There’s more to the men and women behind the red fire engine combating hot flames. Under the heavy yellow coats, helmets and boots there are emergency medical technicians and paramedics.
Whenever you call for emergency services, you may be surprised to see a Kingman Fire Department truck pull up. But those firemen are also trained EMTs, and some are trained paramedics who can help save your life.
Every time a KFD truck rolls through town responding to a call, it carries two certified EMTs and one paramedic.
EMTs are certified professionals who can perform basic life saving techniques such as CPR, clearing the airway and bleeding control.
Paramedics are more advanced EMTs. On scene, they are certified to do much more than EMTs can do. Paramedics can use the cardiac monitor, administer drugs and have advanced training on clearing the airway.
“We both work together all the time, so it’s not like you’re just going to get one without the other,” said Genaro Herrera, a KFD engineer and certified paramedic.
Herrera became a paramedic because there’s a lot more a person can do with that type of certification and can play a significant role in changing the outcome of someone’s life while on a call.
“It doesn’t happen very often but that’s truly the rewarding part of it; to see an actual difference with what you’re doing,” Herrera said.
About 80 percent of the calls the department gets are medical related. Every two years EMTs and paramedics must renew their certification. Throughout their career they continue their education to be up to speed with new medical equipment and lifesaving techniques.
The calls EMTs and paramedics respond to don’t always end on a good note. Curt Schrade, an acting captain and engineer, says he tries to bury the bad calls they go out on.
“The injuries are so traumatic. They were innocent victims (caused) by someone else’s bad decision making,” Schrade said.
For the battalion chief, Roger Dixon, his most memorable experience ended on a good note. During a call he responded to, the victim wasn’t breathing and his heart wasn’t beating. They brought him back and managed to get him to breathe on his own again.
Weeks later while Dixon was at a restaurant, he received a hug from the daughter of the man he saved.

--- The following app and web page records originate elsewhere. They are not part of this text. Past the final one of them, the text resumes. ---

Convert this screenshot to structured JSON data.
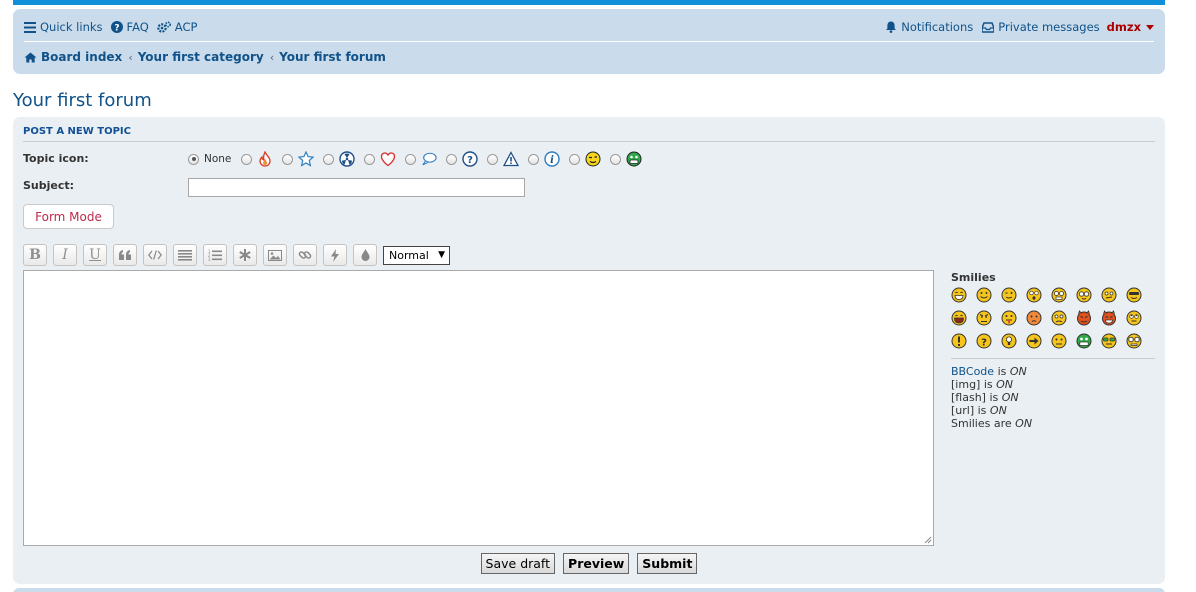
{
  "nav": {
    "quick_links": "Quick links",
    "faq": "FAQ",
    "acp": "ACP",
    "notifications": "Notifications",
    "private_messages": "Private messages",
    "username": "dmzx"
  },
  "breadcrumbs": [
    "Board index",
    "Your first category",
    "Your first forum"
  ],
  "page_title": "Your first forum",
  "panel": {
    "header": "POST A NEW TOPIC",
    "topic_icon_label": "Topic icon:",
    "none_label": "None",
    "topic_icons": [
      "fire-icon",
      "star-icon",
      "radioactive-icon",
      "heart-icon",
      "speech-bubble-icon",
      "question-icon",
      "warning-icon",
      "info-icon",
      "smiley-wink-icon",
      "smiley-grin-icon"
    ],
    "subject_label": "Subject:",
    "subject_value": "",
    "form_mode": "Form Mode",
    "toolbar": {
      "bold": "B",
      "italic": "I",
      "underline": "U",
      "font_size": "Normal"
    },
    "smilies_title": "Smilies",
    "status": {
      "bbcode_link": "BBCode",
      "bbcode_is": "is",
      "bbcode_state": "ON",
      "img": "[img] is",
      "img_state": "ON",
      "flash": "[flash] is",
      "flash_state": "ON",
      "url": "[url] is",
      "url_state": "ON",
      "smilies": "Smilies are",
      "smilies_state": "ON"
    },
    "buttons": {
      "save_draft": "Save draft",
      "preview": "Preview",
      "submit": "Submit"
    }
  },
  "colors": {
    "accent_blue": "#0f90d8",
    "nav_bg": "#cadceb",
    "link": "#105289",
    "username": "#aa0000",
    "panel_bg": "#e9eff2"
  }
}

“Those (calls) aren’t as common as we like,” Dixon said.
These tough situations can take a toll on the responders, but they have each other to find consolation and help if needed.
Recently, KFD won the Billy Goldfeder award for health and safety. The department implemented a peer-to-peer mental health program where they can go to each other and talk about what is troubling them.
“We see the worst of society every day,” Dixon said.
Over time, the department had seen they already had been talking about the issues they have been exposed to on a day-to-day basis, so it was easy to start the peer program.
“It’s hard to talk to someone who doesn’t do this for living,” Dixon said.
The conversation has always been there in the department, Dixon said. Now they are encouraging the conversation and recognizing that they’ve been there to help their peers all along.